[Start of Attachment]

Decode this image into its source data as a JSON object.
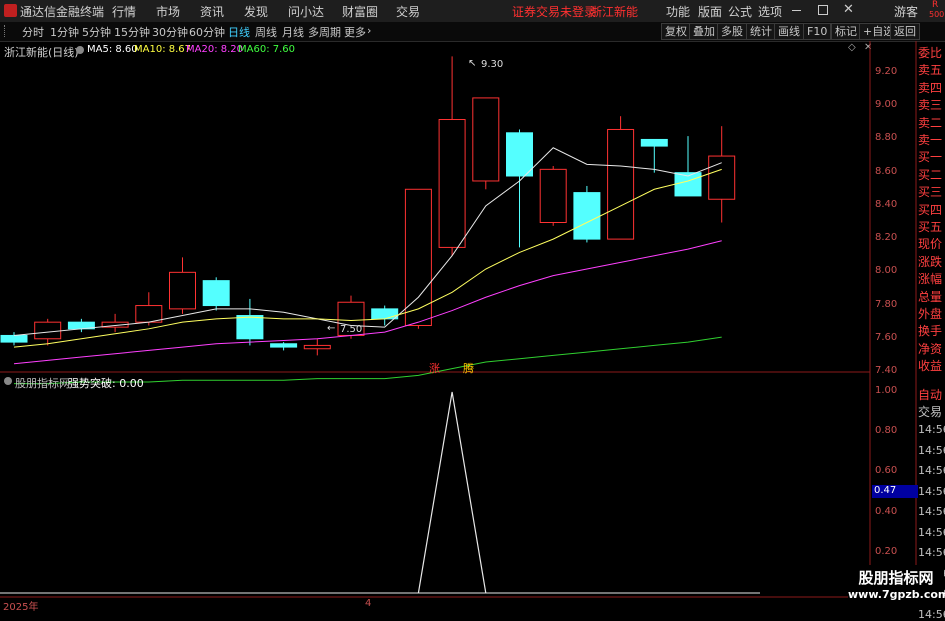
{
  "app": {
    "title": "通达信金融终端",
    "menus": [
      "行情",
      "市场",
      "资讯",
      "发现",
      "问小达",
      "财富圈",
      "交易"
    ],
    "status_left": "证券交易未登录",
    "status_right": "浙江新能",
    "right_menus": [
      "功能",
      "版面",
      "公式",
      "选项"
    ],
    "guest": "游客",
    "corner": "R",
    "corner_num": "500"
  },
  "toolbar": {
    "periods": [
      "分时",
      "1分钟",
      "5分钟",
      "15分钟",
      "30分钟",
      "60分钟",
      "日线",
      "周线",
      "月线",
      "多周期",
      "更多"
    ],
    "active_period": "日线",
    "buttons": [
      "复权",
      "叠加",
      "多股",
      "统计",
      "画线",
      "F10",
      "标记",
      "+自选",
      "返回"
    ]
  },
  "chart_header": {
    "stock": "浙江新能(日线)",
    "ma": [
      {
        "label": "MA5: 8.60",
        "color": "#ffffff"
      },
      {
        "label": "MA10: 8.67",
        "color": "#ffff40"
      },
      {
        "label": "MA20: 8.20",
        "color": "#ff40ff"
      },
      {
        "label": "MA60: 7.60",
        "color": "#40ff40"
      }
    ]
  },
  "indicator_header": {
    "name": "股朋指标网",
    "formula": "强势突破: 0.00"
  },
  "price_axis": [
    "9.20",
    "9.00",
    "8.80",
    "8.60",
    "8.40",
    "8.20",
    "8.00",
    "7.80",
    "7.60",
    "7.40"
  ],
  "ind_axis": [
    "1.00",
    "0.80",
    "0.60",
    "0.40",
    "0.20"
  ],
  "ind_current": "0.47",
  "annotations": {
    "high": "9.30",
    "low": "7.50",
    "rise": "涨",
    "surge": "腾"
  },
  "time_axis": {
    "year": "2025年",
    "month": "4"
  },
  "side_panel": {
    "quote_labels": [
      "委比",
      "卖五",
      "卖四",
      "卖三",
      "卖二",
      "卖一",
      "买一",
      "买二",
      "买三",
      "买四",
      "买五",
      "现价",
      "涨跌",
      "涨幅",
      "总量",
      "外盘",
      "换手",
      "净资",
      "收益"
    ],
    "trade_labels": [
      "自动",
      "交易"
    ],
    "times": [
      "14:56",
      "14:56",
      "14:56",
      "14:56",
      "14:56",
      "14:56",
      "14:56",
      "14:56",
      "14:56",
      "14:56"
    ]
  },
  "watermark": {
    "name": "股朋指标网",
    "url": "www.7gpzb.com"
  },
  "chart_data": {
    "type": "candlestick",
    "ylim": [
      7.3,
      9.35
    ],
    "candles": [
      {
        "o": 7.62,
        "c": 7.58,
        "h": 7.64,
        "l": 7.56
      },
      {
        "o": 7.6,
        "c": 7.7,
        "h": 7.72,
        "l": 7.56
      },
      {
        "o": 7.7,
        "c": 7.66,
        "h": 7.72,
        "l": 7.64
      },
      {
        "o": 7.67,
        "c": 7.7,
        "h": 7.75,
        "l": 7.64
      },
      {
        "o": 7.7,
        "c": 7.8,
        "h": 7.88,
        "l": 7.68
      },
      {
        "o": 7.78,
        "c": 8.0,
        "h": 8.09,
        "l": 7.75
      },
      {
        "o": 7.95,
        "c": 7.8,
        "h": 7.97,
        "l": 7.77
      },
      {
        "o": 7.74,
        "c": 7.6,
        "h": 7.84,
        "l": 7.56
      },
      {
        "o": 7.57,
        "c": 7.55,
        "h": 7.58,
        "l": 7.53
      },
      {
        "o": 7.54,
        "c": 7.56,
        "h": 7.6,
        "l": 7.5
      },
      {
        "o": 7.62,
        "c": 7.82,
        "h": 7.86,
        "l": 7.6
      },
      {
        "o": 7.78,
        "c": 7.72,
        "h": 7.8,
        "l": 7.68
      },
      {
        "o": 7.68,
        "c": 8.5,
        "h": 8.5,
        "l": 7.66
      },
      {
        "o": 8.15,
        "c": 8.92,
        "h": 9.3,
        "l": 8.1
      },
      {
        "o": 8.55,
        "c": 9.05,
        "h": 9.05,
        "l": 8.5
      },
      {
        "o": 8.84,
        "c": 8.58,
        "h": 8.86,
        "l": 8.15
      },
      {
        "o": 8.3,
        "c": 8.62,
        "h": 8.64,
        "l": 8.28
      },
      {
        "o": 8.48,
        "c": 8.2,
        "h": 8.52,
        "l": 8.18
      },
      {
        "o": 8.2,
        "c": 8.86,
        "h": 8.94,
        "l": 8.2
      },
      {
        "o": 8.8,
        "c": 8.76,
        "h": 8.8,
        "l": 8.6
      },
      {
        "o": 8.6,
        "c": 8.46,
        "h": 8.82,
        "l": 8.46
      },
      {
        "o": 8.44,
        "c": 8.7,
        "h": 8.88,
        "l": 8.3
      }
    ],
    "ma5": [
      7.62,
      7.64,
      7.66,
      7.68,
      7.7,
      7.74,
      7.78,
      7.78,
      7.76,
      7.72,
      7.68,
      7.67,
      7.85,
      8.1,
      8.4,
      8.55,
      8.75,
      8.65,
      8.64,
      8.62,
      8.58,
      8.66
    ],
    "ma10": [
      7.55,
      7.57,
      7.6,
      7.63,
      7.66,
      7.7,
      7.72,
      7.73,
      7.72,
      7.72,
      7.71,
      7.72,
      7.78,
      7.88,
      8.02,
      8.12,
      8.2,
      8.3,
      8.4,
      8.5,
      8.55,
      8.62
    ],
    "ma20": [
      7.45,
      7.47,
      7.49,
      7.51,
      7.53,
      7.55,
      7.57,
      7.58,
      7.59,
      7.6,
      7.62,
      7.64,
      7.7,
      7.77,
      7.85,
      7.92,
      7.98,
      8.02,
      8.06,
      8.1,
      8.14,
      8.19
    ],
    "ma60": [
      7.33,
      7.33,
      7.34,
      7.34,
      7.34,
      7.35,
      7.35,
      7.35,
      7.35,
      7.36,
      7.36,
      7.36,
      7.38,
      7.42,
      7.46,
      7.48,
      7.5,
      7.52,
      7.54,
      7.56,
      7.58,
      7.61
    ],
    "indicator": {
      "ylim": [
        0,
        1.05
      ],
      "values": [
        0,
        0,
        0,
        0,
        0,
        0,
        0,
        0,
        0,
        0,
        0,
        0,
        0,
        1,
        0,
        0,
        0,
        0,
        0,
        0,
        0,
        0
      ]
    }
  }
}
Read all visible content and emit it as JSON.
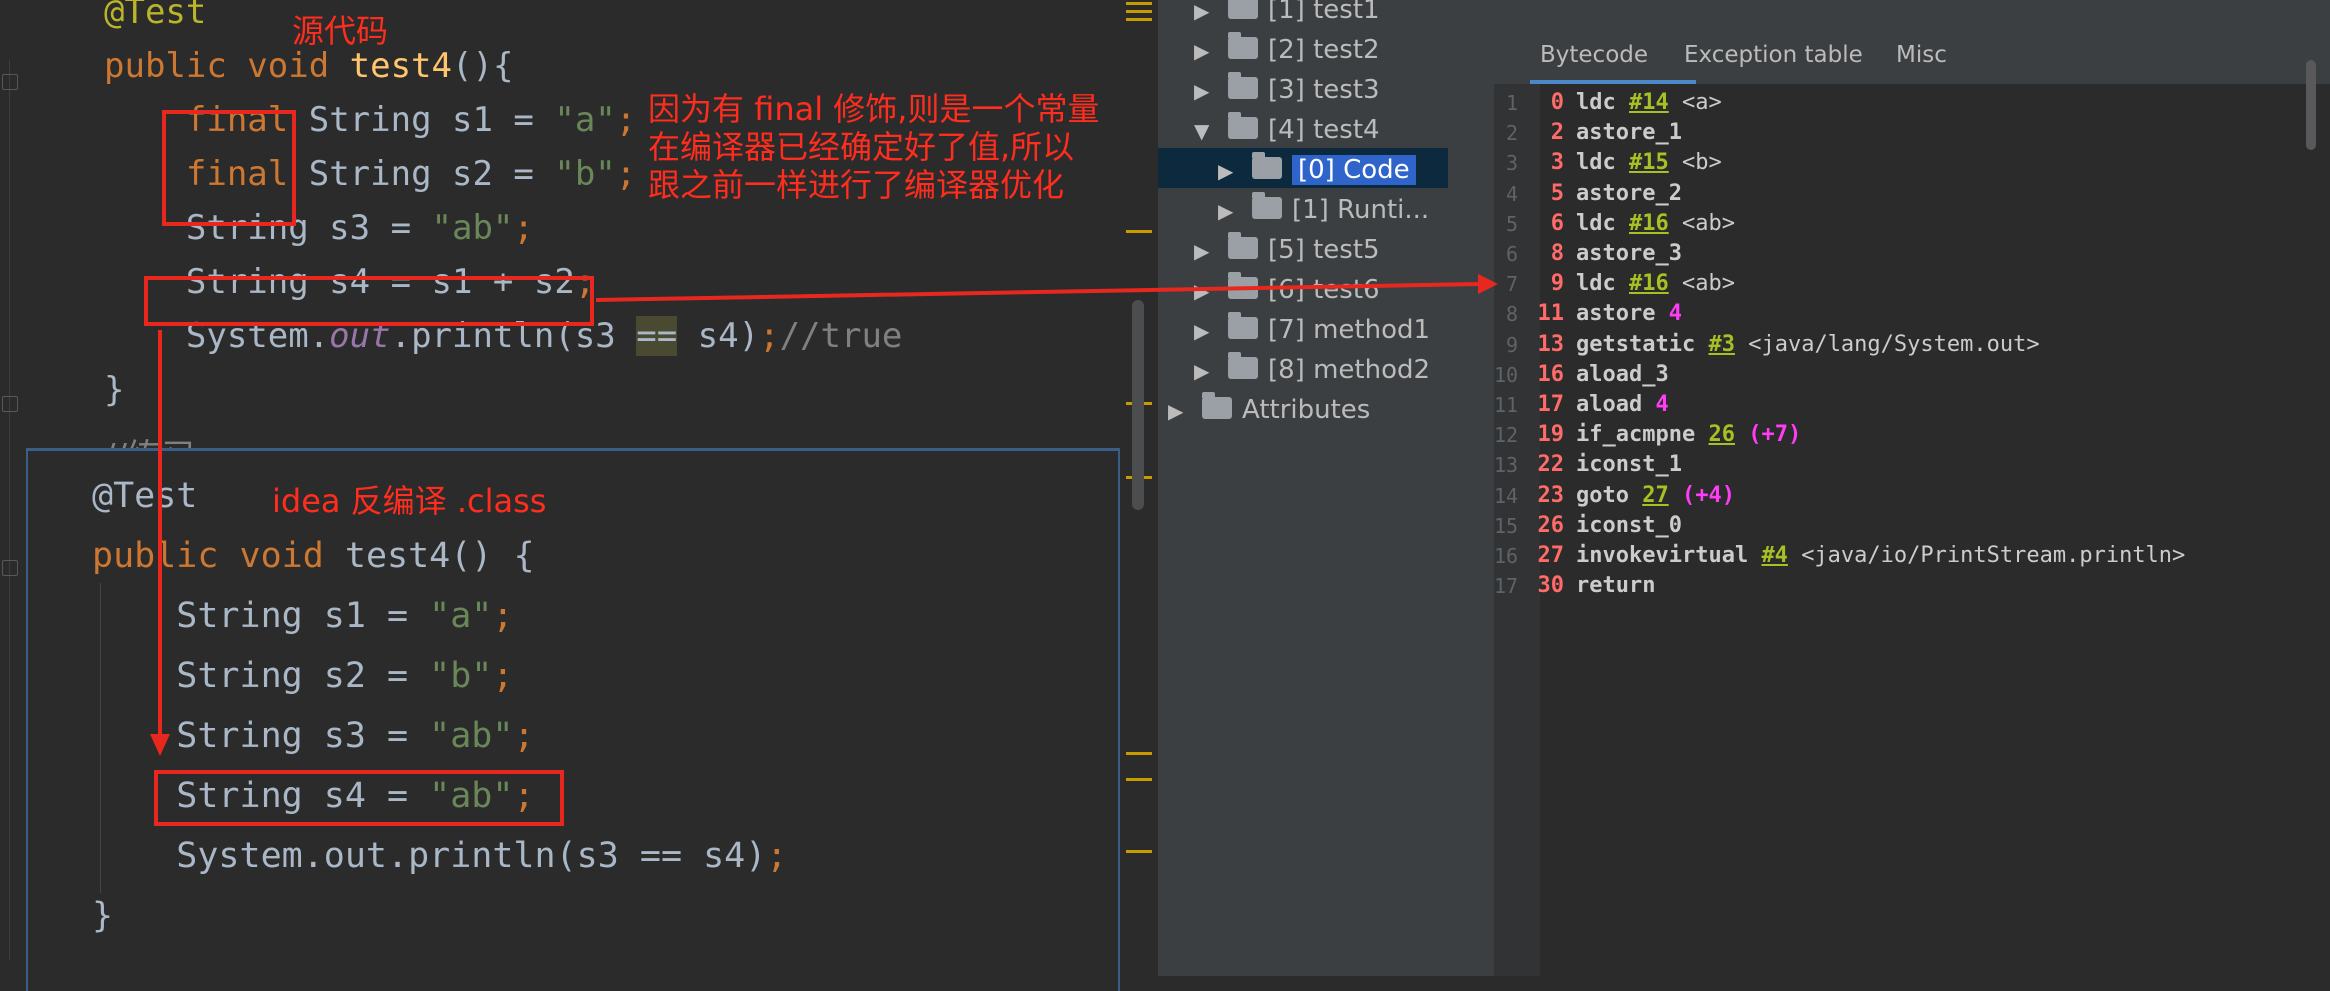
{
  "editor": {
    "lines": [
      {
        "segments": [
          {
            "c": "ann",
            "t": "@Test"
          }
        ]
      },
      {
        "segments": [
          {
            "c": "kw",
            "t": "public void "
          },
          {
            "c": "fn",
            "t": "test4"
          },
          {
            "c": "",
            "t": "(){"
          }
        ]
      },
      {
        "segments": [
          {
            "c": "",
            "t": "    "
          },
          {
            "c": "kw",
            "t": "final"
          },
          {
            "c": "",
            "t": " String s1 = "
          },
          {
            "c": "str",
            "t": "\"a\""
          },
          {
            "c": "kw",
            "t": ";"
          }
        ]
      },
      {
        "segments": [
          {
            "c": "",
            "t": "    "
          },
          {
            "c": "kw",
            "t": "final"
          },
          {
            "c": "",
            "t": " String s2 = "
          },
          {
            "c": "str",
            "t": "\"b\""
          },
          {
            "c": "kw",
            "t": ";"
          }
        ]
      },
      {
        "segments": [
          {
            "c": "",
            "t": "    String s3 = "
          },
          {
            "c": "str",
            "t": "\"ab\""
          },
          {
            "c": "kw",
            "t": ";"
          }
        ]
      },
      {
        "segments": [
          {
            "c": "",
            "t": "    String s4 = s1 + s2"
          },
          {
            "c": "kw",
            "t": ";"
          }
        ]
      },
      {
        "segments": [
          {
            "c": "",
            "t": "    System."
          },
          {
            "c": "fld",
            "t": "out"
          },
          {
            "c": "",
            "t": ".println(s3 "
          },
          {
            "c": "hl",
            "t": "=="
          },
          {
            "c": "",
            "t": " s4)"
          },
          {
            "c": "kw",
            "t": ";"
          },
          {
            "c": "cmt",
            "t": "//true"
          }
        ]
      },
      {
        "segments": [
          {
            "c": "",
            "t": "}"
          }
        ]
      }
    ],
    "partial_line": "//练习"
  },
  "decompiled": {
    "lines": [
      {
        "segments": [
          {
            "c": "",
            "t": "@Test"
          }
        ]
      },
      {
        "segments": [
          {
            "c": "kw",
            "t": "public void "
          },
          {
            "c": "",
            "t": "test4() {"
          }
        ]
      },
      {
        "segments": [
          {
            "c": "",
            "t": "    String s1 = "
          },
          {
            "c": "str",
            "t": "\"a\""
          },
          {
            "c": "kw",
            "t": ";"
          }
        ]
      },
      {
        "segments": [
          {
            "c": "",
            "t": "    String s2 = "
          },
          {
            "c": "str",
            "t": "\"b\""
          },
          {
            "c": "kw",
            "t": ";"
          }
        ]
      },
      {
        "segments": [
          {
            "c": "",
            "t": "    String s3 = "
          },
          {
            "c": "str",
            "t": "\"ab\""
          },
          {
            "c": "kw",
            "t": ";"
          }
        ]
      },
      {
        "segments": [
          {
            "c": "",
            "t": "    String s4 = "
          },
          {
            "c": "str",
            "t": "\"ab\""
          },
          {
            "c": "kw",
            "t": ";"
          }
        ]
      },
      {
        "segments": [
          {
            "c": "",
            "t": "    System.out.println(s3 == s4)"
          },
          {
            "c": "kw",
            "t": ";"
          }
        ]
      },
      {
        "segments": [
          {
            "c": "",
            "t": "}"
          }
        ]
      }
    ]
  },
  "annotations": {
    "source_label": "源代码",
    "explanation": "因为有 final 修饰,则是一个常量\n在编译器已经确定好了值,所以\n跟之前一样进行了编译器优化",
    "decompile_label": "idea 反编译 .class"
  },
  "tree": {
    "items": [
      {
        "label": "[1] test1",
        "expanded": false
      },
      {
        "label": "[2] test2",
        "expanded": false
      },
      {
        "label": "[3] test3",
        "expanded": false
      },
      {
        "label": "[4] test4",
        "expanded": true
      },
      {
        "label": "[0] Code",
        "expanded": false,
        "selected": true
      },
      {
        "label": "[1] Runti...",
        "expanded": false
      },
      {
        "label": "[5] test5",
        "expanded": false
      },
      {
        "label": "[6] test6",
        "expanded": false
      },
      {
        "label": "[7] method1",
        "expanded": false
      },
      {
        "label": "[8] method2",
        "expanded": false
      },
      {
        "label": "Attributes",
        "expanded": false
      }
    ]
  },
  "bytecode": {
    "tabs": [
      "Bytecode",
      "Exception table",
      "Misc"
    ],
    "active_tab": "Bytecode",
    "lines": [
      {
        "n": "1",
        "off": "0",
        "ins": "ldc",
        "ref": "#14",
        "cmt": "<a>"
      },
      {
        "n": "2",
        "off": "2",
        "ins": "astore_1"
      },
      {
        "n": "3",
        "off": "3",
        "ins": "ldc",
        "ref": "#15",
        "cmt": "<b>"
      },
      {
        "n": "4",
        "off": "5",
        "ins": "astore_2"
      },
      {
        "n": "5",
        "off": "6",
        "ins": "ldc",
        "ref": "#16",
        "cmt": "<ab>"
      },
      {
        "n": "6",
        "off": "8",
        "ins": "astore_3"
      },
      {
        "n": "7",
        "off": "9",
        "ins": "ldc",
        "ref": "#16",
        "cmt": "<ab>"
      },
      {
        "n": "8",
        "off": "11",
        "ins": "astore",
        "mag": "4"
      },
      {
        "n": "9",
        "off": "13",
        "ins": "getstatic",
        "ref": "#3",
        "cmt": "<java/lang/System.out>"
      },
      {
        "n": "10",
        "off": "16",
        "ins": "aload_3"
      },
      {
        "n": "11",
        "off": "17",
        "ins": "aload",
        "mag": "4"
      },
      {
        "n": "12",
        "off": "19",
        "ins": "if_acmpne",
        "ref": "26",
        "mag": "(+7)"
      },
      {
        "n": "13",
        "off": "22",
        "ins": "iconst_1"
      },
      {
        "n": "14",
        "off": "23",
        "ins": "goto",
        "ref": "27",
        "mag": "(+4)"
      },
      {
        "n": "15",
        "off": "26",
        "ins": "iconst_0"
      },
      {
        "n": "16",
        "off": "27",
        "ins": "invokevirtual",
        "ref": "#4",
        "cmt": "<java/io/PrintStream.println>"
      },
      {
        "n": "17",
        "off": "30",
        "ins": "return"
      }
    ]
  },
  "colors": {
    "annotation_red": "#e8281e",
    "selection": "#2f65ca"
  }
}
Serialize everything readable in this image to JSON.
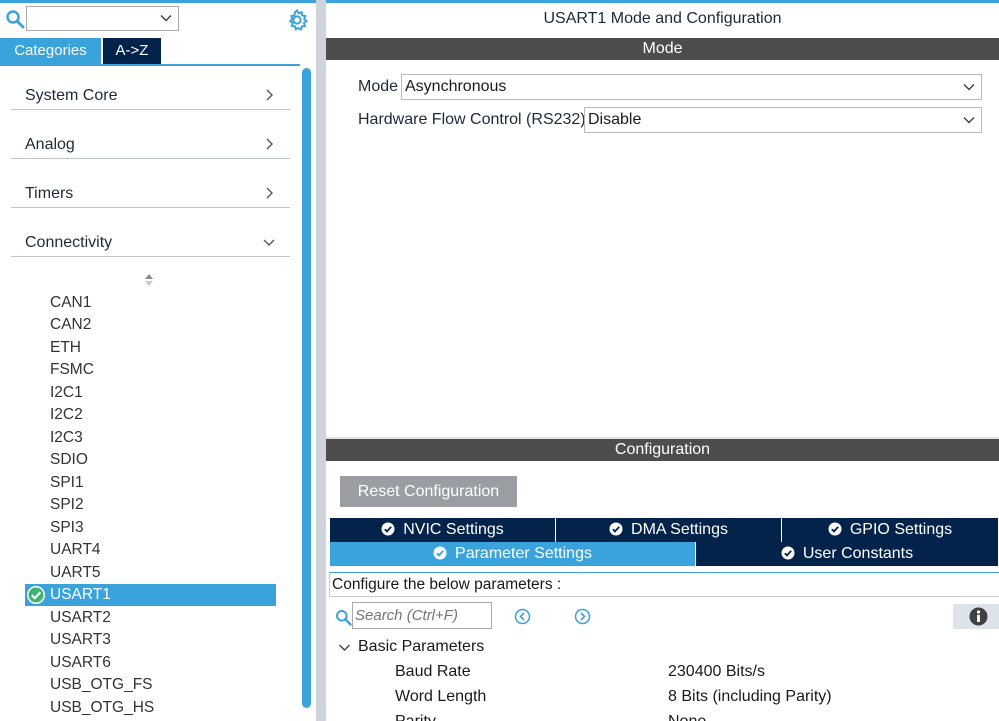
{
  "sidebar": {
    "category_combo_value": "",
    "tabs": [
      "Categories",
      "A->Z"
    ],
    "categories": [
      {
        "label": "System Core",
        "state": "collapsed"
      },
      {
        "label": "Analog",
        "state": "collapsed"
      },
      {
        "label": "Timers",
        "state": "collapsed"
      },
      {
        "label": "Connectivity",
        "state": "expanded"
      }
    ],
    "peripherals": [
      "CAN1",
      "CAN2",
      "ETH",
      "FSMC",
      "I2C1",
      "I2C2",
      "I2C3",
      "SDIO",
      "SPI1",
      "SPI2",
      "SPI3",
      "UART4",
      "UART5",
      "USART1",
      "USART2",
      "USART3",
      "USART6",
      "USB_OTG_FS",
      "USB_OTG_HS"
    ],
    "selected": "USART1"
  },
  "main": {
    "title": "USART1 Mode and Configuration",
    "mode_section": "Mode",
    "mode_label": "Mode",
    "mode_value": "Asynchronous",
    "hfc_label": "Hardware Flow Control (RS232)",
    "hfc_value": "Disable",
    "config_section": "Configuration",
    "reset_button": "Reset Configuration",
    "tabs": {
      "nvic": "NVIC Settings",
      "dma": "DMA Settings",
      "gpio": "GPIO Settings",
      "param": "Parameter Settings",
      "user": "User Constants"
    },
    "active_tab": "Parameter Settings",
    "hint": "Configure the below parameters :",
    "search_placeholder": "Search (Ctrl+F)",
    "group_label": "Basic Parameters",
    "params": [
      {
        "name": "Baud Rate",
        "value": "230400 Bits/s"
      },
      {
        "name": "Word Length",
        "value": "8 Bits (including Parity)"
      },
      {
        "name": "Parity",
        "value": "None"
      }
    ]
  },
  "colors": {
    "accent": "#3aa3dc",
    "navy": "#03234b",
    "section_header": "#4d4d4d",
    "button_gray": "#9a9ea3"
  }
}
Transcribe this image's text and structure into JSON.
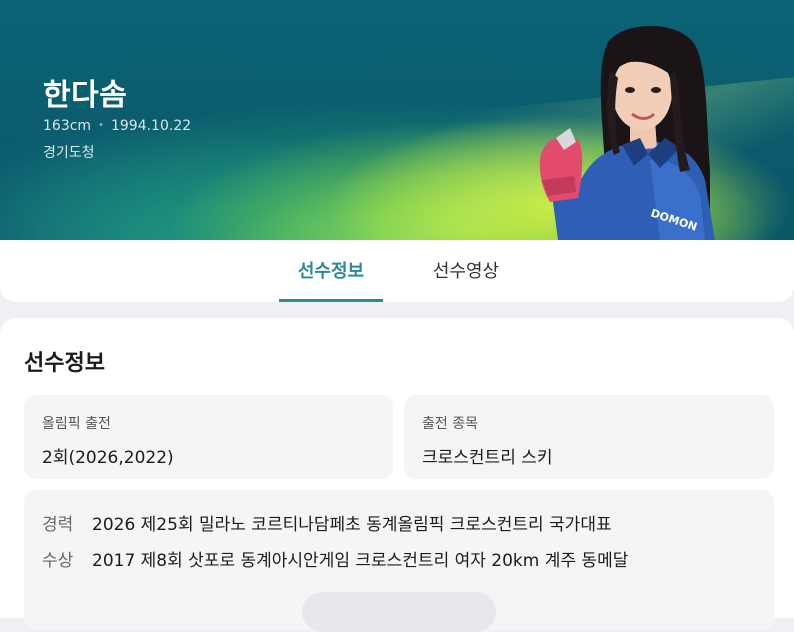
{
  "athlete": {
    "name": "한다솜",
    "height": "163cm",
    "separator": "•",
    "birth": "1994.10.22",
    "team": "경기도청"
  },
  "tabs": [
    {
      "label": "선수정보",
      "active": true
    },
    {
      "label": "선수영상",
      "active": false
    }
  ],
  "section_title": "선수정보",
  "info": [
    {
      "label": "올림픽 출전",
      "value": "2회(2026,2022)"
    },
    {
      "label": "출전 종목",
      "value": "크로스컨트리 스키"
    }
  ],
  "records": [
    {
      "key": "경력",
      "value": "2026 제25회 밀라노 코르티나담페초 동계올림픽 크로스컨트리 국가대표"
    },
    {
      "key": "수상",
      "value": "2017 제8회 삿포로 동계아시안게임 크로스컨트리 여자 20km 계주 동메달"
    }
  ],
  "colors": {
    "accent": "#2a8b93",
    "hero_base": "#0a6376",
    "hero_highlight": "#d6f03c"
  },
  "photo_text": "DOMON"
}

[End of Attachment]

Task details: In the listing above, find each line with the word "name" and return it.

Response area:
    "name": "股朋指标网",
    "name": "股朋指标网",
        "name": "Baud Rate",
        "name": "Word Length",
        "name": "Parity",
    "name": "한다솜",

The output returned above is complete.